Role of endogenous ATP in the regulation of pro- and anti antiinflammatorymediator production

Es. Vizi et al., Role of endogenous ATP in the regulation of pro- and anti antiinflammatorymediator production, DRUG DEV R, 53(2-3), 2001, pp. 117-125
Citations number
Categorie Soggetti
Pharmacology & Toxicology
Journal title
ISSN journal
0272-4391 → ACNP
Year of publication
117 - 125
SICI code
While a wealth of data is accumulating on the immunomodulatory role of puri ne nucleotides and nucleosides, a major challenge has become to understand the factors that govern purine availability and its dynamics at the site of inflammation. it has been shown that ATP is co-stored with classical trans mitters (noradrenaline, acetylcholine, glutamate) in nerve terminals.
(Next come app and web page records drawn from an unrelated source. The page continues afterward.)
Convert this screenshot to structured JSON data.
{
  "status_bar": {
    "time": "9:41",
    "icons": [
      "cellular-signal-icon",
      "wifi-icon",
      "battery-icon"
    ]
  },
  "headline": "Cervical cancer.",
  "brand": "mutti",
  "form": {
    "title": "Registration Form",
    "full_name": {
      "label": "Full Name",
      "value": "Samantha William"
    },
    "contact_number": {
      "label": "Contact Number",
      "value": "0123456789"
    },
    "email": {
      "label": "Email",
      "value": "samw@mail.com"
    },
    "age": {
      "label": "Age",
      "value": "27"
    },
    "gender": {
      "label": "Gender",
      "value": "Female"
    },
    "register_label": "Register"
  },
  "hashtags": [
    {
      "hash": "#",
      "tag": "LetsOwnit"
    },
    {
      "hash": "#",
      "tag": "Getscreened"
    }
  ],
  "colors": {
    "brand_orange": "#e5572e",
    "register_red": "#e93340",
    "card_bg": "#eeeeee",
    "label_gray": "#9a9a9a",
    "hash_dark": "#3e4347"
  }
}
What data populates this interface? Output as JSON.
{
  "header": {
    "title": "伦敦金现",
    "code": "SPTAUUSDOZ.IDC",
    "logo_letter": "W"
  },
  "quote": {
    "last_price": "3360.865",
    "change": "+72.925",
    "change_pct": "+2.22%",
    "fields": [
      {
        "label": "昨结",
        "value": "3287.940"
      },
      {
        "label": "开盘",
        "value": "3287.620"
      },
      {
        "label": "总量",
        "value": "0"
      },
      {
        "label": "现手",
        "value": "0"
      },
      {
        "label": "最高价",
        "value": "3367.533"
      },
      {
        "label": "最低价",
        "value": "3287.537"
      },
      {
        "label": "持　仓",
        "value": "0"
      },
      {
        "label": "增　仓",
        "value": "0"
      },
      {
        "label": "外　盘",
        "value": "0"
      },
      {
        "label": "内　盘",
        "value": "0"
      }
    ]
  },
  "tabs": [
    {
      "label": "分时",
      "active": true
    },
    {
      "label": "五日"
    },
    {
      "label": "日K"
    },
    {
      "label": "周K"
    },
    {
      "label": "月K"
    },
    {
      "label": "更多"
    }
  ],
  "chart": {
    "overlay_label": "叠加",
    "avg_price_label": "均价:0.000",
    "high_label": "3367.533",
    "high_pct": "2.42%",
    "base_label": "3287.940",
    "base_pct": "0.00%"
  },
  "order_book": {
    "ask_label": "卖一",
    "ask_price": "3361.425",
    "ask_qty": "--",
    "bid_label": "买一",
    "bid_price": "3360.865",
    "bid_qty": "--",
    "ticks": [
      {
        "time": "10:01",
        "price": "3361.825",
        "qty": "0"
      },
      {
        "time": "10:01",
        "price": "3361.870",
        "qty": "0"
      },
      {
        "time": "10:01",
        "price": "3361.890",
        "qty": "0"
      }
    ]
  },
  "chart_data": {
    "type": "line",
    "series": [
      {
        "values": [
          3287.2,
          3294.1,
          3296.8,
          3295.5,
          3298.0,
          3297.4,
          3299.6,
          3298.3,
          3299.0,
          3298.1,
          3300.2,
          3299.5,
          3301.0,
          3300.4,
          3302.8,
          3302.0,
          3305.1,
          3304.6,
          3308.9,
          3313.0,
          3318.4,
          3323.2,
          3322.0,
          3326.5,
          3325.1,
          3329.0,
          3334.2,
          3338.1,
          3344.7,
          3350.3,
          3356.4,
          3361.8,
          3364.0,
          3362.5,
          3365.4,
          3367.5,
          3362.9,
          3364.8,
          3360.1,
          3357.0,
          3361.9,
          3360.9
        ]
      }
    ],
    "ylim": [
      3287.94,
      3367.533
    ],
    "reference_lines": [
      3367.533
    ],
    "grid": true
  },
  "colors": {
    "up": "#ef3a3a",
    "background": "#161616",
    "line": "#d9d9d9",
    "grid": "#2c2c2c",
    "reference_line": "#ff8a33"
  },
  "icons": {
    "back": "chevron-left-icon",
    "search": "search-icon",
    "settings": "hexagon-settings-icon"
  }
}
Furth ermore, ATP is co-released with the classical transmitters in response to c hemical and electrical depolarization. Our recent studies showed that ATP c ould also be released from postsynaptic cells in response to the action of primary transmitters (noradrenaline, acetylcholine, ATP) on their receptors (cascade transmission) (Vizi et al. [1992] Neuroscience 50:455-465; Vizi a nd Sperlagh [1999] Prog Brain Res 120:159-169). Apart from direct leakage d ue to cell injury, ATP and its metabolic degradation products, ADP, AMP, an d adenosine accumulate extracellularly during episodes of metabolic stress caused by ischemia and inflammation. In addition, we have recently shown (S perlagh et al. [1998] Neurochem Int 33:209-215) that bacterial lipopolysacc haride (LPS) is also a powerful stimulus to elicit endogenous ATP release i n cultured RAW264.7 macrophages. The P2Z/P2(X7) receptor agonist 3'-O-(4-be nzoylbenzoyl)-adenosine 5'-triphosphate (BzATP, 10-250 muM) and ATP (30-300 muM) increased, in a concentration-dependent manner, LPS (10 mug/ml)-induc ed nitric oxide production in the RAW 264.7 cells. On the other hand, pretr eatment with oxidized adenosine triphosphate (oxyATP), a selective P2Z/P2(X 7) receptor antagonist (300 muM to 1 mM), strongly decreased LPS-induced ni tric oxide production. Furthermore, in macrophages pretreated with oxyATP ( 300 muM to 1 mM), BzATP and ATP did not affect LPS-induced nitric oxide pro duction. Finally, our recent data show that ATP and its analogs suppress th e production of both TNF-alpha and IL-12 by I-PS-stimulated mouse peritonea l macrophages (Hasko et al. [2000] Br J Pharmacol 129:909-914). Because the effect of ATP was prevented by treatment with adenosine deaminase, it can be suggested that the suppressive effect of ATP on cytokine production was due to its degradation products. Taken together, our findings support the v iew that endogenous ATP released from various sources plays an important ro le in the regulation of macrophage responsiveness during inflammation. (C) 2001 Wiley-Liss, Inc.